The Scientist as Magician
James Clerk Maxwell
“There are three ways of learning props [propositions]—the heart, the head, and the fingers; of these the fingers is the thing for examinations, but it requires constant thought. Nevertheless the fingers have fully better retention of methods than the heart has. The head method requires about a mustard seed of thought, which, of course, is expensive, but then it takes away all anxiety. The heart method is full of anxiety, but dispenses with the thought, and the finger method requires great labor and constant practice, but dispenses with thought and anxiety together.” This is James Clerk Maxwell offering advice, characteristically concise, cryptic, and profound, to his young cousin Charles Cay. We can translate by identifying the fingers as memory and technique, the head as reason, and the heart as intuition.
Maxwell himself was skilled in all three methods. He demonstrated the competence of his fingers as an outstanding student at Cambridge University; and he built his theories by complex reasoning from physical and mathematical models. But the principal source of his genius was his mastery of the heart method. The brilliance of his scientific intuition and insight puts him in a class with Newton and Einstein.

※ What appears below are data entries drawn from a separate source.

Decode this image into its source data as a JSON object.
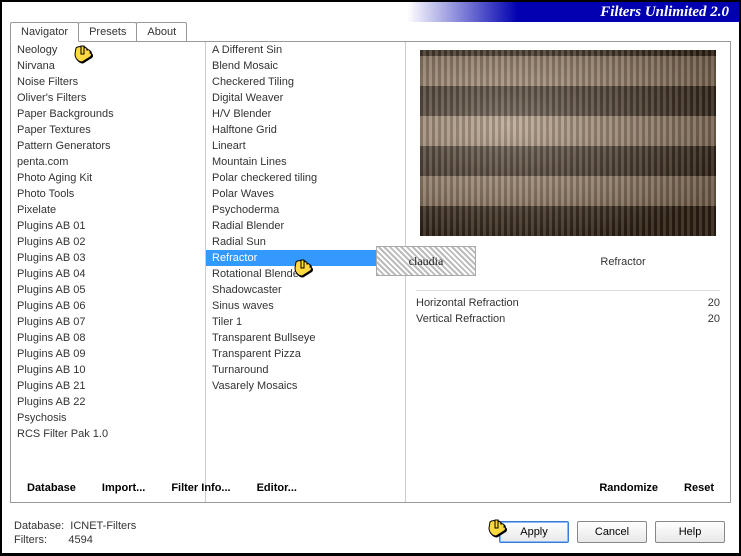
{
  "title": "Filters Unlimited 2.0",
  "tabs": {
    "navigator": "Navigator",
    "presets": "Presets",
    "about": "About"
  },
  "categories": [
    "Neology",
    "Nirvana",
    "Noise Filters",
    "Oliver's Filters",
    "Paper Backgrounds",
    "Paper Textures",
    "Pattern Generators",
    "penta.com",
    "Photo Aging Kit",
    "Photo Tools",
    "Pixelate",
    "Plugins AB 01",
    "Plugins AB 02",
    "Plugins AB 03",
    "Plugins AB 04",
    "Plugins AB 05",
    "Plugins AB 06",
    "Plugins AB 07",
    "Plugins AB 08",
    "Plugins AB 09",
    "Plugins AB 10",
    "Plugins AB 21",
    "Plugins AB 22",
    "Psychosis",
    "RCS Filter Pak 1.0"
  ],
  "filters": [
    "A Different Sin",
    "Blend Mosaic",
    "Checkered Tiling",
    "Digital Weaver",
    "H/V Blender",
    "Halftone Grid",
    "Lineart",
    "Mountain Lines",
    "Polar checkered tiling",
    "Polar Waves",
    "Psychoderma",
    "Radial Blender",
    "Radial Sun",
    "Refractor",
    "Rotational Blender",
    "Shadowcaster",
    "Sinus waves",
    "Tiler 1",
    "Transparent Bullseye",
    "Transparent Pizza",
    "Turnaround",
    "Vasarely Mosaics"
  ],
  "selected_filter_index": 13,
  "stamp": "claudia",
  "filter_name": "Refractor",
  "params": [
    {
      "label": "Horizontal Refraction",
      "value": "20"
    },
    {
      "label": "Vertical Refraction",
      "value": "20"
    }
  ],
  "bottom_buttons": {
    "database": "Database",
    "import": "Import...",
    "filter_info": "Filter Info...",
    "editor": "Editor...",
    "randomize": "Randomize",
    "reset": "Reset"
  },
  "status": {
    "db_label": "Database:",
    "db_value": "ICNET-Filters",
    "filters_label": "Filters:",
    "filters_value": "4594"
  },
  "main_buttons": {
    "apply": "Apply",
    "cancel": "Cancel",
    "help": "Help"
  }
}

In the construction of his theory of electromagnetism, the main concern in this chapter, Maxwell's intellectual tool was analogy. “In order to obtain physical ideas without adopting a physical theory,” he wrote in the introduction to his first paper on electromagnetism, “we must make ourselves familiar with the existence of physical analogies. By a physical analogy I mean that partial similarity between the laws of one science and those of another which makes each of them illustrate the other.” On the road to his theory of electromagnetism, Maxwell invented two successive mechanical analogies. Neither was a theory: about the first he wrote, “I do not think it contains even a shadow of a true theory.” But in each he intuitively recognized elements of the truth, which he built into his evolving theory. In the end, he took away the mechanical models, like the re-